USB Ports: When it comes to USB ports HP definitely didn’t scrimp with four USB 2.0 slots on the front of the MicroServer, two on the back and one internally that HP indicates can be used with a USB based backup device. I’m not sure why the majority of the USB ports are on the front of the server as any permanently attached USB devices such as external hard disks or dongles would usually be better off being connected around the back so there is less chance of the USB connection being knocked. But the fact HP have provided this many USB ports is a good thing in my opinion.
Power: The HP MicroServer is powered by a single 200 Watt non-hot pluggable power supply. As would be expected in an entry level server there is no option to add a redundant power supply. The low power (15W) CPU definitely contributes to keeping the running cost of the MicroServer to a minimum, with HP quoting that a fully loaded configuration only consuming an impresssive 70W of power.
Operating Systems: HP have Microsoft Windows Server and Red Hat Enterprise Linux highlighted as being the operating systems to run on the MicroServer, so in fairness they are not claiming that it is supposed to be considered for as a virtualization host. But us home lab virtualization techies cannot help ourselves when we see a small, form factor entry level server hardware being released.
Warranty: 1 Year
But would it make a good VMware vSphere lab server?
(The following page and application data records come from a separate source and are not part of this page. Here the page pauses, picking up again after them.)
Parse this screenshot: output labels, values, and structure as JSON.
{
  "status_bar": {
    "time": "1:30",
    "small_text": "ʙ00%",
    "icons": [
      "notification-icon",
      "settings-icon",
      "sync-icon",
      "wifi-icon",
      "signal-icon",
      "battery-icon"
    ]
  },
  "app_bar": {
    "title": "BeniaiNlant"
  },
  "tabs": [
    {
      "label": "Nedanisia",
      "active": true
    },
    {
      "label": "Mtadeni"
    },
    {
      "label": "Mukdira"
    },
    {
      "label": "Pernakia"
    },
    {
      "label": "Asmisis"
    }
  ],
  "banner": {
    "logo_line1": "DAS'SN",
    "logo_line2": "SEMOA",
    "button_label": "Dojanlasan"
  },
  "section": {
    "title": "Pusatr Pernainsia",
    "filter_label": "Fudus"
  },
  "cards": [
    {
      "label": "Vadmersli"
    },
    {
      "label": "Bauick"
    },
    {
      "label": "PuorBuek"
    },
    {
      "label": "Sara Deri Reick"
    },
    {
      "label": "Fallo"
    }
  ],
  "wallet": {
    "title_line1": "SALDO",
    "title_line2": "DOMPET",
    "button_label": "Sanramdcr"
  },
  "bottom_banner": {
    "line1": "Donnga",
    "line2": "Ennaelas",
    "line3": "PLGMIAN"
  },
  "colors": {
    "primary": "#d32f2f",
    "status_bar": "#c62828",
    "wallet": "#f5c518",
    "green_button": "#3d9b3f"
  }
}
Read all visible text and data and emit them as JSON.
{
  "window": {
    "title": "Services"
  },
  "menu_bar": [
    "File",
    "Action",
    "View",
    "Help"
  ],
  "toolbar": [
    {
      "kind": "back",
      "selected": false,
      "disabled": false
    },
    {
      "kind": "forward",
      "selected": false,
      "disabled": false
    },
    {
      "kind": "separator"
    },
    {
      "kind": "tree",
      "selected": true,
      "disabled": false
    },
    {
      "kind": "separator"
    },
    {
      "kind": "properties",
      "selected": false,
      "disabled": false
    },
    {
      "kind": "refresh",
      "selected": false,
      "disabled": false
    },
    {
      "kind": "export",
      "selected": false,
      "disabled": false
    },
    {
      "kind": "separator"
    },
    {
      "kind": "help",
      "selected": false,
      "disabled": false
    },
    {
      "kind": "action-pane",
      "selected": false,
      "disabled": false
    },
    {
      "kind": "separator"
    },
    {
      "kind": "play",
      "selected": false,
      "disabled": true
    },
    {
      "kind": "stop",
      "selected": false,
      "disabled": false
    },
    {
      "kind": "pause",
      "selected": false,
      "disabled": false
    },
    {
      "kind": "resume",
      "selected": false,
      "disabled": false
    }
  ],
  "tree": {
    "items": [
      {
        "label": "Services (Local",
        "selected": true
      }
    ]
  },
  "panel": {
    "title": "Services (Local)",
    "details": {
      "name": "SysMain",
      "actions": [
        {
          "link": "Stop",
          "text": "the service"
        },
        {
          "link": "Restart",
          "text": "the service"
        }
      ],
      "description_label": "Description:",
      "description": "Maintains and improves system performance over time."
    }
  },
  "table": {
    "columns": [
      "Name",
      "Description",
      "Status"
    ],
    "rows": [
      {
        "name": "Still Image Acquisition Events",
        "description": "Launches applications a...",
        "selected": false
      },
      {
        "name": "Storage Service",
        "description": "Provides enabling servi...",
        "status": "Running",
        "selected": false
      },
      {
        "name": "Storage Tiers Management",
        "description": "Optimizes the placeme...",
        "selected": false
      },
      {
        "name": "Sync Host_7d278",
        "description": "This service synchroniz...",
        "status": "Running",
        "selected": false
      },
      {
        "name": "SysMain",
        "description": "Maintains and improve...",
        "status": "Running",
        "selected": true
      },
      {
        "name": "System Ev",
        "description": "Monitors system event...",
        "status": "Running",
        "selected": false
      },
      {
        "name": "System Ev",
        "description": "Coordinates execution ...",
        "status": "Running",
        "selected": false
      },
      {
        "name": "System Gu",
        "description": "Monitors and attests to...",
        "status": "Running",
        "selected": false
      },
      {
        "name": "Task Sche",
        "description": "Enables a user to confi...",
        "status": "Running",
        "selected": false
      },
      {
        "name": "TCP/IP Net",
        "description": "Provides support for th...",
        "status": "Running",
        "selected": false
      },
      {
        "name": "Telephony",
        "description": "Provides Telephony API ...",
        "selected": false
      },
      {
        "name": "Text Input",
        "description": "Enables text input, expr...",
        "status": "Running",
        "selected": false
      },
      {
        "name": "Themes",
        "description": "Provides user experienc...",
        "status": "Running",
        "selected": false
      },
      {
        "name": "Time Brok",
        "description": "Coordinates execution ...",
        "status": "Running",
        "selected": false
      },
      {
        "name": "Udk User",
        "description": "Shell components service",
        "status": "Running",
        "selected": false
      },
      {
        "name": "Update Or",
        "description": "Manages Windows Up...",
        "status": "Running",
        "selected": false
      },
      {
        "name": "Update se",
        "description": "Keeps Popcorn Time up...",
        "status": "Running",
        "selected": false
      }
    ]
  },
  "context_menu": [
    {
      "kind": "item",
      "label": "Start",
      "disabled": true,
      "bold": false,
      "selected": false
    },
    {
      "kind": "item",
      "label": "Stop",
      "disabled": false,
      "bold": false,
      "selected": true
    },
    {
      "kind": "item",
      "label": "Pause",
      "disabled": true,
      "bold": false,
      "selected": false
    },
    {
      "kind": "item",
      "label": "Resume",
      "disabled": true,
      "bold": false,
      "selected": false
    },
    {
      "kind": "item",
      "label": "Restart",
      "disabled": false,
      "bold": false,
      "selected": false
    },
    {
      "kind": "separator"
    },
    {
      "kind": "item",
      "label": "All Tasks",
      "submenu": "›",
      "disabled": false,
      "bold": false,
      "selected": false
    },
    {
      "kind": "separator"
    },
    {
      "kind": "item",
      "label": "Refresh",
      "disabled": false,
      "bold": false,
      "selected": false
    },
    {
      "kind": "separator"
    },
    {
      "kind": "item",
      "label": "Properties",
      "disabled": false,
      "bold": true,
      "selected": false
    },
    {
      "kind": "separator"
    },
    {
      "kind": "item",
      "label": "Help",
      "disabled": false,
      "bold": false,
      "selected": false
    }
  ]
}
Once again, it depends… From the specifications provided by HP, it would probably not make for a good vSphere lab server in most instances though it really comes down to what virtualized workloads you want to run on the MicroServer. For 4-5 average VMs not doing anything too heavy then you’ll probably find that it will be ok (small print: I haven’t tried one of these servers yet so this is just speculation on my part based on the hardware specification of the MicroServer) assuming you are running 4-8GB of memory and perhaps running the VMs off of attached NFS or iSCSI storage.
For me the MicroServer has the potential for being a great little lab server though falls down in a couple of key areas – firstly the CPU is rather on the light side even if running Windows Server with up to 10 users accessing it for tasks such as SMB email, finance package, SharePoint, etc. Secondly another 2 memory DIMM sockets would have been good – what about losing one of the PCI-e expansion slots to allow for a couple of extra extra slots? Then the last point being the price. The quoted HP price here in the UK is £219+VAT which is only slightly less than the £240+VAT approx price of an ML110 G6 which has 4 DIMMs slots, comes with a DVD drive and has a faster CPU. What you are paying for with the MicroServer, which for Shuttle PC fans like myself appreciate, is its small size.
Something that did catch my eye is that HP has used the word ‘series’ (see image below) on it’s MicroServer web page indicating that there may end up being more than one model of MicroServer, which if true, means they will hopefully address some of the short comings mentioned above. I must point out again that I fully appreciate that this server wasn’t designed as a vSphere lab server though even as a Windows Server 2008 box it will perhaps struggle a little with some workloads even in a >10 user branch or small office type environment.
After this is all said and done however I still find myself really wanting to get my hands on an HP Proliant MicroServer just to see what it is actually capable of. I love the form factor and the concept of what HP is trying to do here, though I just think they are a little short of the mark in a couple of key areas (ie: CPU and memory capacity) when combined with the price. If you don’t have to run workloads which require high levels of CPU horsepower the requirement to purchase a DVD drive and semi-expensive 2 or 4GB DIMMs due to a lack of available memory sockets still brings the cost of this little server more in line to to that of a server from HP’s ML range of Proliants such as the ML110 G6 which definitely, in my opinion, offers better bang for buck.